I really like the work of the Pew Research Center. Readers of this blog know that I have often drawn out some of their research for further comment about religion and contemporary society (as I did earlier this month). Sometimes, however, they ask questions that make me wonder what they were assuming about their respondents.
Yesterday, my history colleague Mark Edwards shared a Pew “Factank” article titled “Half of Americans say Bible should influence U.S. laws..”. This was a snapshot from the same March survey that was the basis for my above mentioned post. Here’s the relevant data:
The survey found that Americans were split on the question of whether the Bible should influence laws but that white evangelicals and Black protestants were much more in favor. Furthermore, the data suggests that majorities of both groups suggested that the Bible should be more persuasive than the will of the people.

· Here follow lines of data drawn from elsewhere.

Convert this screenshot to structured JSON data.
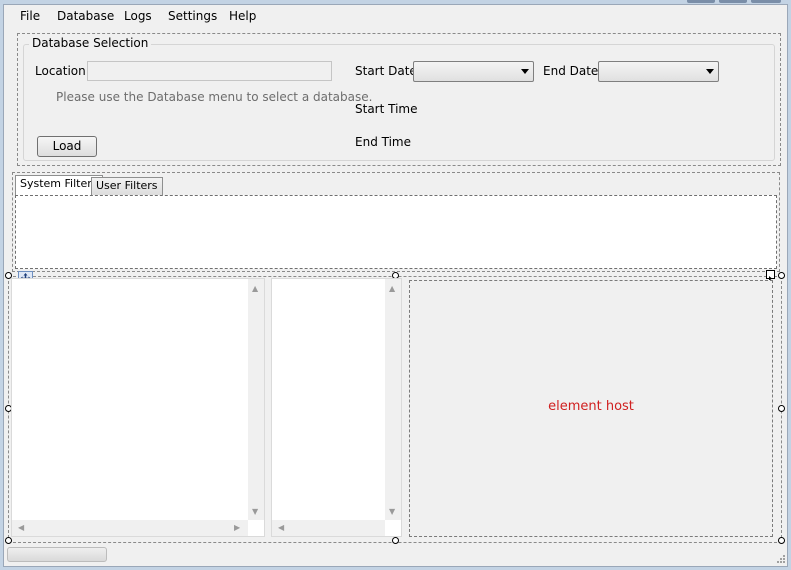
{
  "menu": {
    "items": [
      "File",
      "Database",
      "Logs",
      "Settings",
      "Help"
    ]
  },
  "database_selection": {
    "title": "Database Selection",
    "location_label": "Location",
    "location_value": "",
    "hint": "Please use the Database menu to select a database.",
    "load_label": "Load",
    "start_date_label": "Start Date",
    "end_date_label": "End Date",
    "start_date_value": "",
    "end_date_value": "",
    "start_time_label": "Start Time",
    "end_time_label": "End Time"
  },
  "filters": {
    "tabs": [
      "System Filters",
      "User Filters"
    ],
    "active_tab": "System Filters"
  },
  "element_host": {
    "label": "element host",
    "label_color": "#d02020"
  },
  "colors": {
    "form_background": "#f0f0f0",
    "window_frame": "#c3d3e4"
  },
  "icons": {
    "move": "move-icon",
    "size_grip": "resize-grip-icon"
  }
}
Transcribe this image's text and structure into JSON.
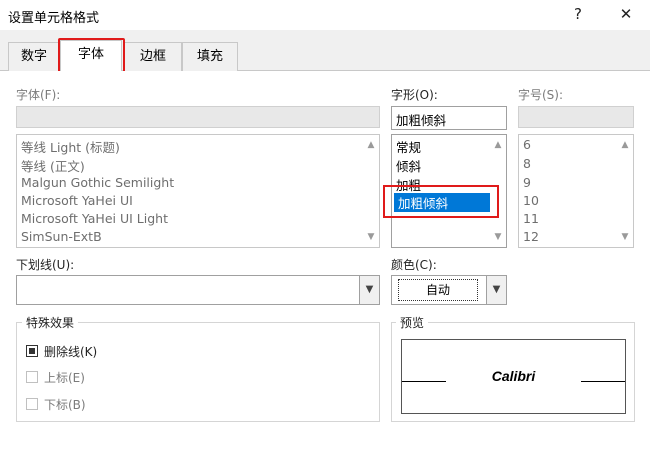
{
  "window": {
    "title": "设置单元格格式",
    "help_glyph": "?",
    "close_glyph": "✕"
  },
  "tabs": [
    {
      "label": "数字"
    },
    {
      "label": "字体"
    },
    {
      "label": "边框"
    },
    {
      "label": "填充"
    }
  ],
  "font": {
    "label": "字体(F):",
    "value": "",
    "items": [
      "等线 Light (标题)",
      "等线 (正文)",
      "Malgun Gothic Semilight",
      "Microsoft YaHei UI",
      "Microsoft YaHei UI Light",
      "SimSun-ExtB"
    ]
  },
  "style": {
    "label": "字形(O):",
    "value": "加粗倾斜",
    "items": [
      "常规",
      "倾斜",
      "加粗",
      "加粗倾斜"
    ],
    "selected": "加粗倾斜"
  },
  "size": {
    "label": "字号(S):",
    "value": "",
    "items": [
      "6",
      "8",
      "9",
      "10",
      "11",
      "12"
    ]
  },
  "underline": {
    "label": "下划线(U):",
    "value": ""
  },
  "color": {
    "label": "颜色(C):",
    "value": "自动"
  },
  "effects": {
    "legend": "特殊效果",
    "items": [
      {
        "label": "删除线(K)",
        "checked": true,
        "enabled": true
      },
      {
        "label": "上标(E)",
        "checked": false,
        "enabled": false
      },
      {
        "label": "下标(B)",
        "checked": false,
        "enabled": false
      }
    ]
  },
  "preview": {
    "legend": "预览",
    "sample": "Calibri"
  },
  "colors": {
    "highlight_red": "#e01a1a",
    "selection_blue": "#0078d7"
  },
  "icons": {
    "scroll_up": "up-arrow",
    "scroll_down": "down-arrow",
    "dropdown": "chevron-down"
  }
}
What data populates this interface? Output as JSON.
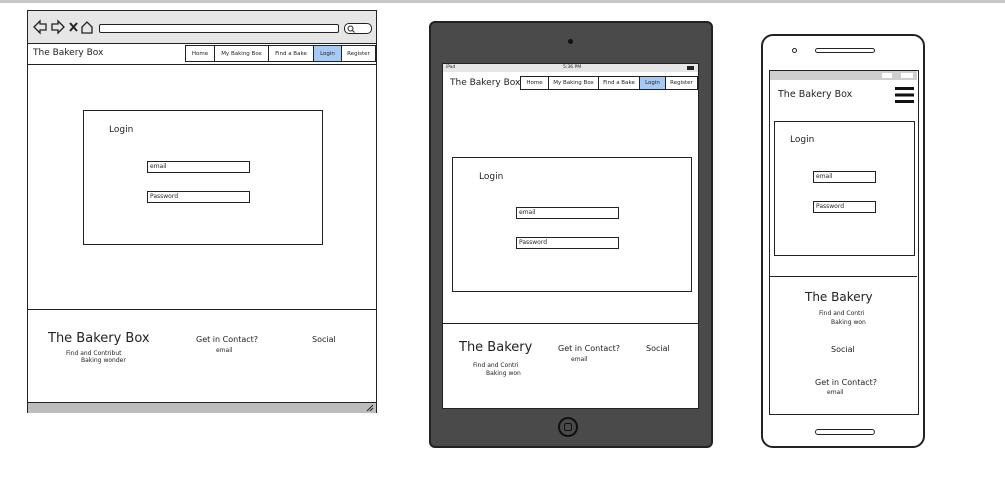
{
  "site": {
    "brand": "The Bakery Box",
    "brand_short": "The Bakery",
    "nav": [
      "Home",
      "My Baking Box",
      "Find a Bake",
      "Login",
      "Register"
    ],
    "active_nav": "Login"
  },
  "login": {
    "title": "Login",
    "email_placeholder": "email",
    "password_placeholder": "Password"
  },
  "footer": {
    "tagline_line1": "Find and Contribut",
    "tagline_line2": "Baking wonder",
    "tagline_short_line1": "Find and Contri",
    "tagline_short_line2": "Baking won",
    "contact_title": "Get in Contact?",
    "contact_email": "email",
    "social_title": "Social"
  },
  "tablet": {
    "status_left": "iPad",
    "status_time": "5:36 PM"
  },
  "colors": {
    "active_tab": "#a9c9f5",
    "device_frame": "#4a4a4a",
    "browser_chrome": "#e6e6e6"
  }
}
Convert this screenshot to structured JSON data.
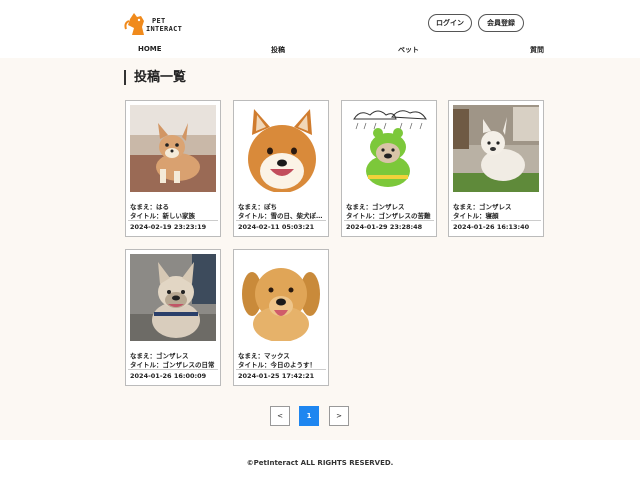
{
  "header": {
    "logo_line1": "PET",
    "logo_line2": "INTERACT",
    "login_label": "ログイン",
    "register_label": "会員登録"
  },
  "nav": {
    "home": "HOME",
    "posts": "投稿",
    "pets": "ペット",
    "questions": "質問"
  },
  "main": {
    "title": "投稿一覧",
    "posts": [
      {
        "name": "なまえ：はる",
        "title": "タイトル：新しい家族",
        "date": "2024-02-19 23:23:19",
        "image": "chihuahua-photo"
      },
      {
        "name": "なまえ：ぽち",
        "title": "タイトル：雪の日、柴犬ぽち…",
        "date": "2024-02-11 05:03:21",
        "image": "shiba-photo"
      },
      {
        "name": "なまえ：ゴンザレス",
        "title": "タイトル：ゴンザレスの苦難",
        "date": "2024-01-29 23:28:48",
        "image": "frog-costume-bulldog-photo"
      },
      {
        "name": "なまえ：ゴンザレス",
        "title": "タイトル：寝顔",
        "date": "2024-01-26 16:13:40",
        "image": "french-bulldog-room-photo"
      },
      {
        "name": "なまえ：ゴンザレス",
        "title": "タイトル：ゴンザレスの日常",
        "date": "2024-01-26 16:00:09",
        "image": "french-bulldog-walk-photo"
      },
      {
        "name": "なまえ：マックス",
        "title": "タイトル：今日のようす！",
        "date": "2024-01-25 17:42:21",
        "image": "golden-retriever-photo"
      }
    ]
  },
  "pagination": {
    "prev": "<",
    "current": "1",
    "next": ">"
  },
  "footer": {
    "copyright": "©PetInteract ALL RIGHTS RESERVED."
  },
  "colors": {
    "accent": "#1e86f0",
    "main_bg": "#fcf8f3",
    "logo_orange": "#f08a1c"
  }
}
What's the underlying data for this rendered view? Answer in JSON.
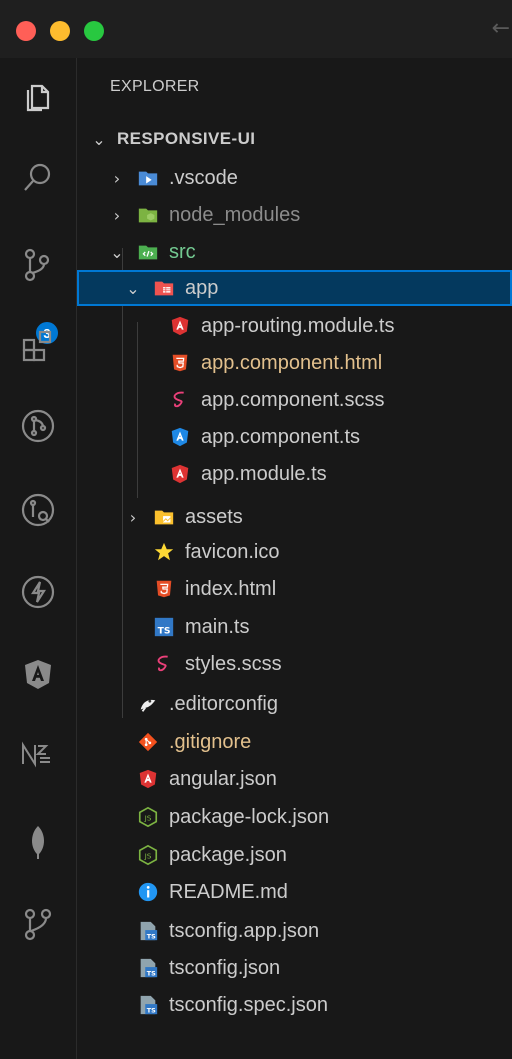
{
  "colors": {
    "accent": "#0078d4",
    "selection_bg": "#04395e",
    "modified": "#e2c08d",
    "untracked": "#73c991"
  },
  "window": {
    "back_arrow_icon": "arrow-left-icon"
  },
  "activity_bar": {
    "items": [
      {
        "icon": "files-icon"
      },
      {
        "icon": "search-icon"
      },
      {
        "icon": "source-control-icon",
        "badge": "3"
      },
      {
        "icon": "extensions-icon"
      },
      {
        "icon": "git-pull-request-icon"
      },
      {
        "icon": "git-compare-icon"
      },
      {
        "icon": "lightning-icon"
      },
      {
        "icon": "angular-icon"
      },
      {
        "icon": "nx-icon"
      },
      {
        "icon": "mongodb-leaf-icon"
      },
      {
        "icon": "source-control-graph-icon"
      }
    ]
  },
  "explorer": {
    "title": "EXPLORER",
    "project": "RESPONSIVE-UI",
    "tree": [
      {
        "label": ".vscode",
        "icon": "vscode-folder-icon",
        "chevron": "›",
        "status": "normal"
      },
      {
        "label": "node_modules",
        "icon": "node-folder-icon",
        "chevron": "›",
        "status": "ignored"
      },
      {
        "label": "src",
        "icon": "src-folder-icon",
        "chevron": "⌄",
        "status": "untracked"
      },
      {
        "label": "app",
        "icon": "app-folder-icon",
        "chevron": "⌄",
        "status": "normal"
      },
      {
        "label": "app-routing.module.ts",
        "icon": "angular-file-icon",
        "status": "normal"
      },
      {
        "label": "app.component.html",
        "icon": "html-file-icon",
        "status": "modified"
      },
      {
        "label": "app.component.scss",
        "icon": "sass-file-icon",
        "status": "normal"
      },
      {
        "label": "app.component.ts",
        "icon": "angular-component-icon",
        "status": "normal"
      },
      {
        "label": "app.module.ts",
        "icon": "angular-file-icon",
        "status": "normal"
      },
      {
        "label": "assets",
        "icon": "assets-folder-icon",
        "chevron": "›",
        "status": "normal"
      },
      {
        "label": "favicon.ico",
        "icon": "star-icon",
        "status": "normal"
      },
      {
        "label": "index.html",
        "icon": "html-file-icon",
        "status": "normal"
      },
      {
        "label": "main.ts",
        "icon": "typescript-file-icon",
        "status": "normal"
      },
      {
        "label": "styles.scss",
        "icon": "sass-file-icon",
        "status": "normal"
      },
      {
        "label": ".editorconfig",
        "icon": "editorconfig-icon",
        "status": "normal"
      },
      {
        "label": ".gitignore",
        "icon": "git-icon",
        "status": "modified"
      },
      {
        "label": "angular.json",
        "icon": "angular-file-icon",
        "status": "normal"
      },
      {
        "label": "package-lock.json",
        "icon": "nodejs-icon",
        "status": "normal"
      },
      {
        "label": "package.json",
        "icon": "nodejs-icon",
        "status": "normal"
      },
      {
        "label": "README.md",
        "icon": "info-icon",
        "status": "normal"
      },
      {
        "label": "tsconfig.app.json",
        "icon": "tsconfig-icon",
        "status": "normal"
      },
      {
        "label": "tsconfig.json",
        "icon": "tsconfig-icon",
        "status": "normal"
      },
      {
        "label": "tsconfig.spec.json",
        "icon": "tsconfig-icon",
        "status": "normal"
      }
    ]
  }
}
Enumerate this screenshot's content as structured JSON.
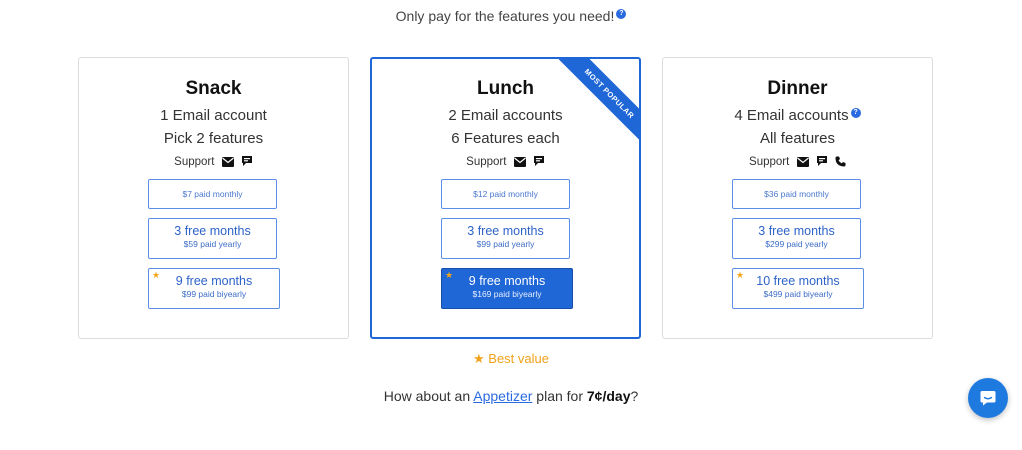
{
  "header": {
    "tagline": "Only pay for the features you need!",
    "help_icon": "?"
  },
  "plans": [
    {
      "name": "Snack",
      "line1": "1 Email account",
      "line2": "Pick 2 features",
      "support_label": "Support",
      "support_icons": [
        "envelope-icon",
        "chat-bubble-icon"
      ],
      "options": [
        {
          "main": "$7 paid monthly"
        },
        {
          "main": "3 free months",
          "sub": "$59 paid yearly"
        },
        {
          "main": "9 free months",
          "sub": "$99 paid biyearly",
          "starred": true
        }
      ]
    },
    {
      "name": "Lunch",
      "ribbon": "MOST POPULAR",
      "line1": "2 Email accounts",
      "line2": "6 Features each",
      "support_label": "Support",
      "support_icons": [
        "envelope-icon",
        "chat-bubble-icon"
      ],
      "options": [
        {
          "main": "$12 paid monthly"
        },
        {
          "main": "3 free months",
          "sub": "$99 paid yearly"
        },
        {
          "main": "9 free months",
          "sub": "$169 paid biyearly",
          "starred": true,
          "selected": true
        }
      ]
    },
    {
      "name": "Dinner",
      "line1": "4 Email accounts",
      "line2": "All features",
      "support_label": "Support",
      "support_icons": [
        "envelope-icon",
        "chat-bubble-icon",
        "phone-icon"
      ],
      "options": [
        {
          "main": "$36 paid monthly"
        },
        {
          "main": "3 free months",
          "sub": "$299 paid yearly"
        },
        {
          "main": "10 free months",
          "sub": "$499 paid biyearly",
          "starred": true
        }
      ]
    }
  ],
  "best_value": "Best value",
  "appetizer": {
    "prefix": "How about an",
    "link": "Appetizer",
    "middle": "plan for",
    "price": "7¢/day",
    "suffix": "?"
  },
  "colors": {
    "accent": "#1f66d6",
    "star": "#f2a41b",
    "chat": "#1f7ae0"
  }
}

So what does this data tell us? Without follow-up questions, it’s not clear what respondents were thinking. Is this about supporting “Biblical marriage”? Is it about prophetic passages instructing care for the poor, widowed, and orphaned? Maybe it’s a reference to Matthew 25 and “the least of these”. Or perhaps it is related to proof texting certain passages that seem to support certain policy concerns about welfare dependency.
Are these opinions held by people who regularly read the Bible (and thereby have something specific in mind) or is this simply capturing a naive “Bible is good” sentiment?
To be fair to Pew, I’m being pretty picky here. I’m right at the stage of my research design course where my student research groups are converting their research questions into actual survey questions. I’ve been pushing them to examine their assumptions and ask the question necessary to make sense of the data that they will eventually get.
Yet I wonder if the Bible and law question doesn’t force a frame into which the respondents fit their opinions. If you asked, “what should be the source of our laws?” would the Bible show up as a top response? Why not Lockean philosophy or enlightenment social contract theory?
Asking questions about the Bible is hard, particularly because so much is left to individual interpretation (and Pew’s prior work on Biblical literacy shows how limited those interpretations might be!). One of the common questions about the Bible is that used by Gallup. Respondents are given the option of seeing the Bible as the literal word of God, the inspired but not literal word of God, or an ancient book of fables (highlighting mine).
Even here, we don’t really know what respondents mean by literal or inspired. Some have asked questions about degrees of error or conflict in the scripture. Yet even then, we don’t really get at how individuals are using the Bible in their decision making (if at all).
I once experimented with a question that asked people what parts of the scripture they were most likely to read in their daily devotions using broad categories of history, psalms and proverbs, Gospels, Epistles, Revelation. and the like. In my most recent project surveying evangelical clergy, I asked questions about their method of biblical interpretation.
Sam Perry recently explored the way different Bible translation versions related to assumptions about gender roles in the family and in the church. His comments near the end of his article do a nice job of summarizing a broader and richer approach to the Bible than we normally see:
While American sociologists are well aware of the Bible’s importance to understanding Americans’ beliefs, values, and behavior, I have advocated a more critical approach to the Bible’s content, one that understands it as a product of ideology and not merely a producer or platform.
If we really want to understand how Americans view the Bible and its role in the broader society, we simply have to ask better and more in-depth questions.